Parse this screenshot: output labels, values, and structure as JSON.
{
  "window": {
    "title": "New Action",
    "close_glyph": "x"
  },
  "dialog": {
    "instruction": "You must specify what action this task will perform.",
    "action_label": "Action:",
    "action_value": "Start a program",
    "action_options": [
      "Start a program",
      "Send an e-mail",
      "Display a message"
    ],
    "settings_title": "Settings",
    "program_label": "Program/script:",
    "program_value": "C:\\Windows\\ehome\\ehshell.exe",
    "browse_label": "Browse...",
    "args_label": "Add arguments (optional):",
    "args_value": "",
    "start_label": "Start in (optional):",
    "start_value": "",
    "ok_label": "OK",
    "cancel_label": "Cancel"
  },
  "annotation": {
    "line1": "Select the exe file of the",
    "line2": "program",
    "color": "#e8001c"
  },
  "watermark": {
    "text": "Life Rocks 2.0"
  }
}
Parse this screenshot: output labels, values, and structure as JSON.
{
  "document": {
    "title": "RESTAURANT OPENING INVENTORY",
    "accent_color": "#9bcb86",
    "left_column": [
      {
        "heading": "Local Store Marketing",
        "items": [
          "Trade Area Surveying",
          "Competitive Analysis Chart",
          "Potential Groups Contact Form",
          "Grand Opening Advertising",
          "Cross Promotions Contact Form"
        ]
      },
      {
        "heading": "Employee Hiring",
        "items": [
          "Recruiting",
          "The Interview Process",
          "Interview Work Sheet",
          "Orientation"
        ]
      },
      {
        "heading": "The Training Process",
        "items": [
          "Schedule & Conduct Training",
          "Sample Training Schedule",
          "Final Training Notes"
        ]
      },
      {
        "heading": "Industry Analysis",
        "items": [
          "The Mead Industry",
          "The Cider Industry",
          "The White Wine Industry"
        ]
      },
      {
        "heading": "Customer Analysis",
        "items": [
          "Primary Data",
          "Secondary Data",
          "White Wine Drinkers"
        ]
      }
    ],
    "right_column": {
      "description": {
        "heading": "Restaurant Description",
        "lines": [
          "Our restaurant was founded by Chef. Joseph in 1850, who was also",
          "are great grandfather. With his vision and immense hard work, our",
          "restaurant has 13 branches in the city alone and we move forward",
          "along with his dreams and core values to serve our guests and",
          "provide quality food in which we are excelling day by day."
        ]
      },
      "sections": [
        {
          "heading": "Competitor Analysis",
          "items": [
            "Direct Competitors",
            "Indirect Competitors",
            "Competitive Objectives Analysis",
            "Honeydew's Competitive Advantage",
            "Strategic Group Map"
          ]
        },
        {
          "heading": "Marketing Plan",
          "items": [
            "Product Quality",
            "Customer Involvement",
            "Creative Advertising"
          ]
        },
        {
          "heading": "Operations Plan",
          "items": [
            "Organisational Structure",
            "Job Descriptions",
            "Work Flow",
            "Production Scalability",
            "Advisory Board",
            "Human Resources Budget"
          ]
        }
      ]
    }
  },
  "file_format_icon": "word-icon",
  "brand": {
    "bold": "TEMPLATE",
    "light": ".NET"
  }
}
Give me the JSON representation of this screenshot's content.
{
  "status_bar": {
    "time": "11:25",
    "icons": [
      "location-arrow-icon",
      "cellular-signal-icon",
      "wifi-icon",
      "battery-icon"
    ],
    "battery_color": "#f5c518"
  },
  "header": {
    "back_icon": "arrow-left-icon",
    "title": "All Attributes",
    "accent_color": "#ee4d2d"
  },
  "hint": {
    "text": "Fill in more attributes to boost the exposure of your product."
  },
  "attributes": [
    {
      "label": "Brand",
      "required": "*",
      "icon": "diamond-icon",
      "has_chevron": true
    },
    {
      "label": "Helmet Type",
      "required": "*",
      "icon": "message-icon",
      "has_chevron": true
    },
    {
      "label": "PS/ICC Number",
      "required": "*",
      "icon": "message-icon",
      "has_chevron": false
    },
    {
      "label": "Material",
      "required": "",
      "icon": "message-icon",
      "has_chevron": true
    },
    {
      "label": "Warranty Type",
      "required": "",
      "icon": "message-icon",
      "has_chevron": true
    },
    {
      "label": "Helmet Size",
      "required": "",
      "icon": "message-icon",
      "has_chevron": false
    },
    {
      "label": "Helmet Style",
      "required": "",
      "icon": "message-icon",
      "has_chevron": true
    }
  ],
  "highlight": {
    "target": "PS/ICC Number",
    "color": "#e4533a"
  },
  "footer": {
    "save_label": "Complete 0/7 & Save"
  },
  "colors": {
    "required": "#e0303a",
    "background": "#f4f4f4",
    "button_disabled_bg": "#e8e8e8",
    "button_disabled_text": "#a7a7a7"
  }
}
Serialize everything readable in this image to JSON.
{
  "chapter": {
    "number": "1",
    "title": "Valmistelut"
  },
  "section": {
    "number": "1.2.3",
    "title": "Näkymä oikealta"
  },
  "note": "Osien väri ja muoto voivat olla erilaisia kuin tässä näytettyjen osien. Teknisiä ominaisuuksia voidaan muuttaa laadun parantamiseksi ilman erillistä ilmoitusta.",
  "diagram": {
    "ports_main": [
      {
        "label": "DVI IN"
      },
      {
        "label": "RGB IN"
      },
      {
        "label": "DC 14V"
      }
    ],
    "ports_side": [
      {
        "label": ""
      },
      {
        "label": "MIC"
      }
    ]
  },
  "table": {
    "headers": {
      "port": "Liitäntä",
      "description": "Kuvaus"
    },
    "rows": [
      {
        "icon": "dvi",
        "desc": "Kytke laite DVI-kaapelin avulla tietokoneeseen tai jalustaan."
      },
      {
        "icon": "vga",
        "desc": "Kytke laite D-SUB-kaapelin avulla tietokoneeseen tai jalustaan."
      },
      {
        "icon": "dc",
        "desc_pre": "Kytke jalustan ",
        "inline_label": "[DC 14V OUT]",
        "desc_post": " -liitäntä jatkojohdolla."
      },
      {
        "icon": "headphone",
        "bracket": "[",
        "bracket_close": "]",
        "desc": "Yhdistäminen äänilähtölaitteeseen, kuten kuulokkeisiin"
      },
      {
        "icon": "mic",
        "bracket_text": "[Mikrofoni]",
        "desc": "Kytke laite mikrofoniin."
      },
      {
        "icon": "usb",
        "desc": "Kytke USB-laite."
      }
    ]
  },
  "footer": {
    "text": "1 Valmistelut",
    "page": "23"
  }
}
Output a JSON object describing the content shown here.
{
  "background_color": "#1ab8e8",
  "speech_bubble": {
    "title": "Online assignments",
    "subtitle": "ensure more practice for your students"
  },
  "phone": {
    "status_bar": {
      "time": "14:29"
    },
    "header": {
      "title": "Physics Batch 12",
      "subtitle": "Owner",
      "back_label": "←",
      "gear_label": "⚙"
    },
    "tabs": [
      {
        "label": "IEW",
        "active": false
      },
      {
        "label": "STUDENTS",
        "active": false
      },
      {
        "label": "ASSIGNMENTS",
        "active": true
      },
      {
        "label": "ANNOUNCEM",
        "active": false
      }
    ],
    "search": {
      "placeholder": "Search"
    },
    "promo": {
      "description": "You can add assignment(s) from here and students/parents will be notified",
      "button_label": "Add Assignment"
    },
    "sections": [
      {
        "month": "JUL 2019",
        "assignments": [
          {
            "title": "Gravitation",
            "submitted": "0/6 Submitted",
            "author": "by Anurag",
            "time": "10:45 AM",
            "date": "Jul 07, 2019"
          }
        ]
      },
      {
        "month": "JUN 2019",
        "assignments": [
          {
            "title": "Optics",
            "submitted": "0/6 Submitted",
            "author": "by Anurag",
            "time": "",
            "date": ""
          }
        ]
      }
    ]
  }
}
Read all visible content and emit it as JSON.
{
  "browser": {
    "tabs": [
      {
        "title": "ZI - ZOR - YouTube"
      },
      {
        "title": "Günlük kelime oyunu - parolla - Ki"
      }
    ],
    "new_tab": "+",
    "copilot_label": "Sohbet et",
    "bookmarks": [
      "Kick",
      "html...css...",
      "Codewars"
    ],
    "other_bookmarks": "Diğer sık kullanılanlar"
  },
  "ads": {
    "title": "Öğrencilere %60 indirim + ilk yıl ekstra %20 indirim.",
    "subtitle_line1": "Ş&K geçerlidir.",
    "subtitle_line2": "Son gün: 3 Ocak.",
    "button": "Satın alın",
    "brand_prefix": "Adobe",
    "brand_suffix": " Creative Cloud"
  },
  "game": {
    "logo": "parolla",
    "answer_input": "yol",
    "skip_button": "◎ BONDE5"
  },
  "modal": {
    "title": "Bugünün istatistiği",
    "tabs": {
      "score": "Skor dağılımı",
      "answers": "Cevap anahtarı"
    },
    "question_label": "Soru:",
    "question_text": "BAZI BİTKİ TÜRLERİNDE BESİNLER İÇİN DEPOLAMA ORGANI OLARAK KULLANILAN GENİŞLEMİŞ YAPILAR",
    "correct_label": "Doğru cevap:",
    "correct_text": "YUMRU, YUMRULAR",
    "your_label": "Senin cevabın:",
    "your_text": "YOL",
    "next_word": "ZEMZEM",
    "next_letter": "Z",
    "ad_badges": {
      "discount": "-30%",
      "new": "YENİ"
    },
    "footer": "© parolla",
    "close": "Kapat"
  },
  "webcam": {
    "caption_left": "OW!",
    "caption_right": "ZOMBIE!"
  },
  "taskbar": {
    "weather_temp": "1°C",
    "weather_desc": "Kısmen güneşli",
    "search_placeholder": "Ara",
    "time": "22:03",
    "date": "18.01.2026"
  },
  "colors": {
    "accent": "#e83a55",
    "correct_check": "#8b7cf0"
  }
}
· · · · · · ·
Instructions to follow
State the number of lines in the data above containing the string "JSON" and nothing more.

Answer to this exercise
6